One key to success are the alignment of goals and effective communications. And both AK Steel and RM are working to accomplish these. Daily morning meetings between operations managers and maintenance leads as well as daily meetings between plant general management and the RM leadership team help build relationships.

For a plant just four years old, Rockport Works demonstrates that the foundations of long-term success have been laid. But there remains a keen awareness that strengthening and building on those foundations is an effort that never ends.

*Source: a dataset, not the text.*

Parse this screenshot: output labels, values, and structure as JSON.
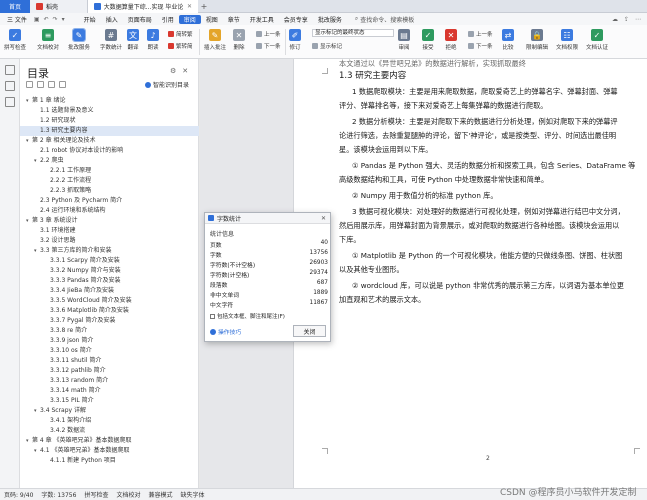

Eric Petersen, Rockport Works general manager, puts this fact into perspective: “Steel is a low-margin commodity, which requires us to do it right the first time. The road to success is not operations, it’s maintenance. We have to have our equipment perform at top levels through outstanding maintenance practices all the time. It’s more important for us to be an outstanding maintenance group than to be outstanding operators. We’re more likely to succeed if we’re an outstanding maintenance organization.

AK Steel Rockport Works — by the numbers

Activities: Continuous pickle line
Anneal and pickle line
Continuous cold mill
Temper mill
30-base hydrogen annealling unit
Continuous galvanize/galvanneal line
Support processes for high-end, value-added, 300 series and 400 series stainless and carbon sheet and strip used in automotive and appliance manufacturing
Site: 320 acres of plant on a 1730-acre site
1.75 million sq ft under roof
Total estimated replacement value, $1.17 billion
Workforce: More than 600, including permanent onsite contractors
Safety: Lost-time injuries per 100 workers:
0.00 for 2001
0.12 for 1999-2000
Technical training: 40 hr/maintenance person annually
Uptime: 90% overall
96.5% maintenance related
Maintenance workforce: 46 maintenance support staff
145 direct maintenance
Maintenance scheduling: Routine repair, 100%
Shutdown/turnaround, 92%
Planned repair schedule compliance, 85%

The NAME Award

Mission: The North American Maintenance Excellence (NAME) Award is an annual program conducted by the Foundation for Industrial Maintenance Excellence to recognize North American companies that excel in performing the maintenance process to enable operational excellence.

Objectives: The NAME Awards program seeks to

Increase the awareness of maintenance as a competitive edge in cost, quality, safety, service, and equipment performance

Identify industry leaders and highlight best practices in maintenance management

Share successful maintenance strategies and the benefits derived from their implementation

Understand the need for managing change and stages of development to achieve maintenance excellence

For more information , visit the NAME web site at